• _WORK INSTRUCTION_: For this exercise, restate the data below with no change at all.

** PROVIDED DATA follows **

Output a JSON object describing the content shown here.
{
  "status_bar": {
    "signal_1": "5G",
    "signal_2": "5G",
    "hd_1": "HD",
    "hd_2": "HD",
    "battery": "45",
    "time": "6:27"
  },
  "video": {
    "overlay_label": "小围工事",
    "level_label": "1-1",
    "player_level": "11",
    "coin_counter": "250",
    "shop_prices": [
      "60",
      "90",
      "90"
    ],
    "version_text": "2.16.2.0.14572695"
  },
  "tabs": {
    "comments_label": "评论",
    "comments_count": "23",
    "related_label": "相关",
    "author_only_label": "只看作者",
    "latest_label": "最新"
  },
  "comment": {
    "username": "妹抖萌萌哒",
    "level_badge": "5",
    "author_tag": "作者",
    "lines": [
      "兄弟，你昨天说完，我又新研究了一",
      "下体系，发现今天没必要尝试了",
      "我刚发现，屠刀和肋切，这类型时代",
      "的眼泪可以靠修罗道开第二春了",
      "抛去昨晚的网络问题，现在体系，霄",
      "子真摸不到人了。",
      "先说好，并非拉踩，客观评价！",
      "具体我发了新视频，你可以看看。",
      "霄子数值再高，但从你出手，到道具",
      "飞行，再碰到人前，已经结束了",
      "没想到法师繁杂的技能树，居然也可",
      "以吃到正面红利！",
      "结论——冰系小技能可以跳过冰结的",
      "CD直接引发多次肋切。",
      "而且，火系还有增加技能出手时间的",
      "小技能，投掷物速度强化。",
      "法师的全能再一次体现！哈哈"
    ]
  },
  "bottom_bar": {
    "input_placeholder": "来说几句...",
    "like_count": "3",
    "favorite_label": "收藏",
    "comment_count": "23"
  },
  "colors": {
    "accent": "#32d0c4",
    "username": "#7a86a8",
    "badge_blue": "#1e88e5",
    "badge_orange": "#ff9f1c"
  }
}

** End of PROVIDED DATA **

• _YOUR SOLUTION_:
Output a JSON object describing the content shown here.
{
  "status_bar": {
    "signal_1": "5G",
    "signal_2": "5G",
    "hd_1": "HD",
    "hd_2": "HD",
    "battery": "45",
    "time": "6:27"
  },
  "video": {
    "overlay_label": "小围工事",
    "level_label": "1-1",
    "player_level": "11",
    "coin_counter": "250",
    "shop_prices": [
      "60",
      "90",
      "90"
    ],
    "version_text": "2.16.2.0.14572695"
  },
  "tabs": {
    "comments_label": "评论",
    "comments_count": "23",
    "related_label": "相关",
    "author_only_label": "只看作者",
    "latest_label": "最新"
  },
  "comment": {
    "username": "妹抖萌萌哒",
    "level_badge": "5",
    "author_tag": "作者",
    "lines": [
      "兄弟，你昨天说完，我又新研究了一",
      "下体系，发现今天没必要尝试了",
      "我刚发现，屠刀和肋切，这类型时代",
      "的眼泪可以靠修罗道开第二春了",
      "抛去昨晚的网络问题，现在体系，霄",
      "子真摸不到人了。",
      "先说好，并非拉踩，客观评价！",
      "具体我发了新视频，你可以看看。",
      "霄子数值再高，但从你出手，到道具",
      "飞行，再碰到人前，已经结束了",
      "没想到法师繁杂的技能树，居然也可",
      "以吃到正面红利！",
      "结论——冰系小技能可以跳过冰结的",
      "CD直接引发多次肋切。",
      "而且，火系还有增加技能出手时间的",
      "小技能，投掷物速度强化。",
      "法师的全能再一次体现！哈哈"
    ]
  },
  "bottom_bar": {
    "input_placeholder": "来说几句...",
    "like_count": "3",
    "favorite_label": "收藏",
    "comment_count": "23"
  },
  "colors": {
    "accent": "#32d0c4",
    "username": "#7a86a8",
    "badge_blue": "#1e88e5",
    "badge_orange": "#ff9f1c"
  }
}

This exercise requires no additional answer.